Power mapping

Power mapping (as I mentioned in my first blog post) is one of my favorite organizing tools that can be applied to community management. Power mapping is an exercise we use a lot in the policy and advocacy world to chart out a path to influencing the decision maker on the issue you want to change. At its most basic level, you create a “map” with the appropriate target (the person who can make the change you are seeking) at the center. Next, you outline ideas for what and who might influence them to say “yes” to what you want them to do. Finally, you connect those ideas with the pathways you have access to in order to apply pressure on the target.

Usually, power mapping is looking at external stakeholders—think members of Congress, or heads of federal agencies. But you can also utilize this exercise internally, to help you get more buy-in for a specific project, for more investment in your community, or perhaps even within your community itself, to identify your top influencers who are demonstrating the behaviors you want other members to mimic. Think of power mapping as a strategy tool to help you think through how to guide your influencers over to your side.

Facilitating interactions

Facilitating interaction among members is one of the most visible jobs of a community manager. We are the host of the party, so to speak. We encourage members to welcome each other and introduce themselves when they join, encourage the flow of conversation and start new discussions to keep members engaged, and ensure that communication in the community is respectful and follows any community guidelines.

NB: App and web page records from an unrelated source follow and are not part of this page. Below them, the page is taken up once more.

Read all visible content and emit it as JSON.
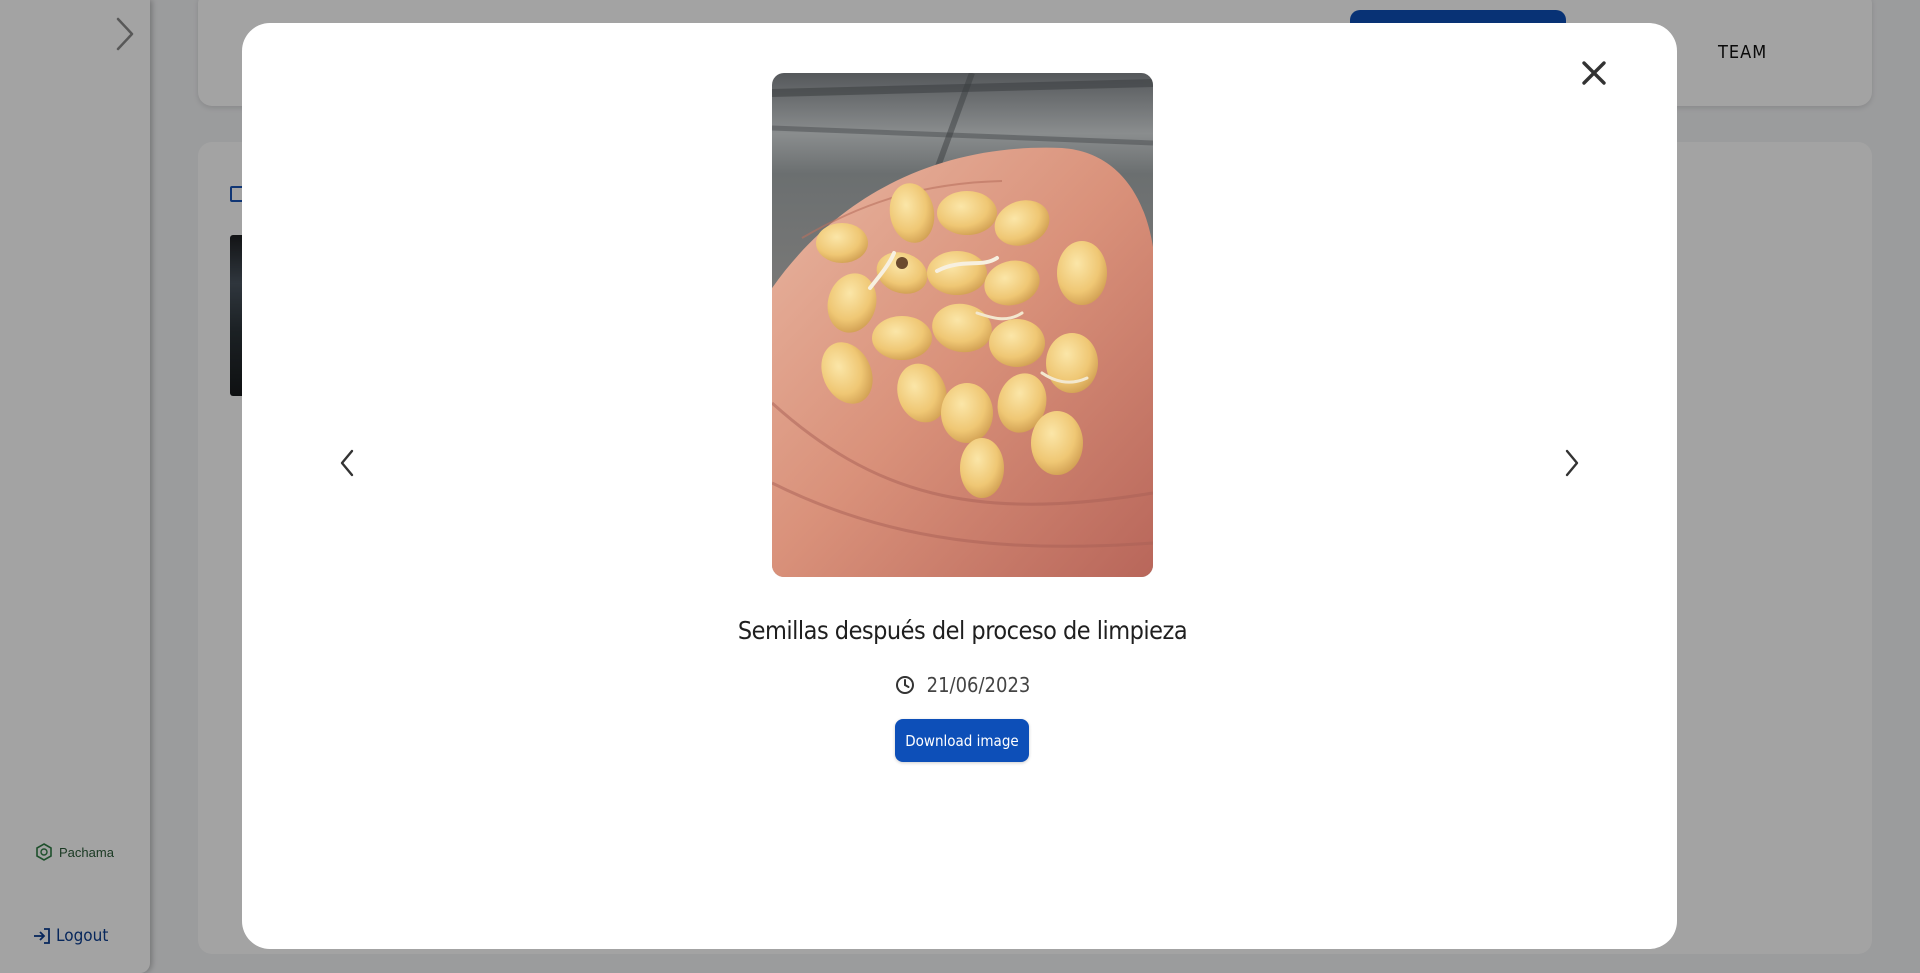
{
  "sidebar": {
    "brand_name": "Pachama",
    "logout_label": "Logout",
    "expand_icon": "chevron-right-icon"
  },
  "header": {
    "team_label": "TEAM",
    "primary_color": "#0d4fb8"
  },
  "modal": {
    "caption": "Semillas después del proceso de limpieza",
    "date": "21/06/2023",
    "download_label": "Download image",
    "icons": {
      "close": "close-icon",
      "previous": "chevron-left-icon",
      "next": "chevron-right-icon",
      "date": "clock-icon"
    }
  }
}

In science community organizing, we’re often dealing with communities that are spread out geographically, and so our main form of communication is through online forums—although it’s also important to think about facilitating interactions at in person events (more on that below). In community organizing, much of this facilitation occurs in person, at community meetings, events, or perhaps in negotiations with elected officials or other decision makers. Regardless of whether this facilitation occurs in a discussion thread online or at an in-person town hall, the skills are very similar, and require a lot of active listening, bringing people in so their voice is heard, and enhancing the value of the community.

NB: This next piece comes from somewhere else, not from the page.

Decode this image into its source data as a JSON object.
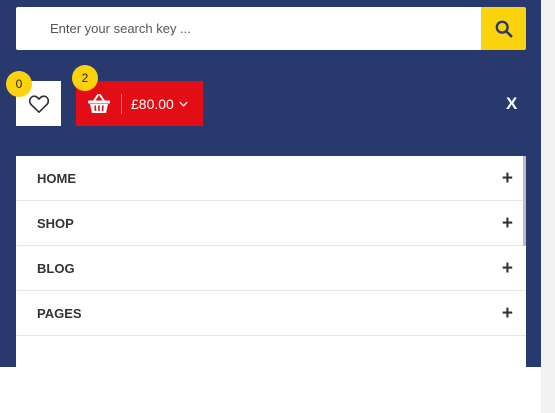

Online to offline connections

While some communities may exist entirely online and never have members that interact in person, it can also be invaluable for community members to connect in person. There’s just something about sharing a meal with people that allows you to connect at a deeper level. That said, it can be a little nerve-wracking to bring people together in person, but there are some tactics that can help people “break the ice.” Icebreakers are a great way to help get everyone on the same page and get people chatting to one another. They can be silly, or they can be more structured and topically focused; the goal is to get people to introduce themselves and get comfortable in the space. Another tactic that helps is for the community manager to really step up in the facilitation role mentioned above—make sure to welcome every single person to the event, give them the basic information of what to expect, and perhaps make an introduction with someone who is already there.

Also, don’t underestimate the power of food! Another project that I work on at UCS is building partnerships between scientists and community members, and food is such a simple but crucial part of that. Breaking bread with people builds trust. All good community organizers know the importance of sustaining our bodies as well as sustaining our communities with positive action.

My interactions with community organizers, and background in political organizing, has been immensely helpful in my work as a community manager, especially in the current climate facing the science community. If you want more information about community organizing, here are some resources I recommend:

This is the second in a two part series on community organizing and community management. You can read the first part here and find all of the CEFP Fellows’ posts here.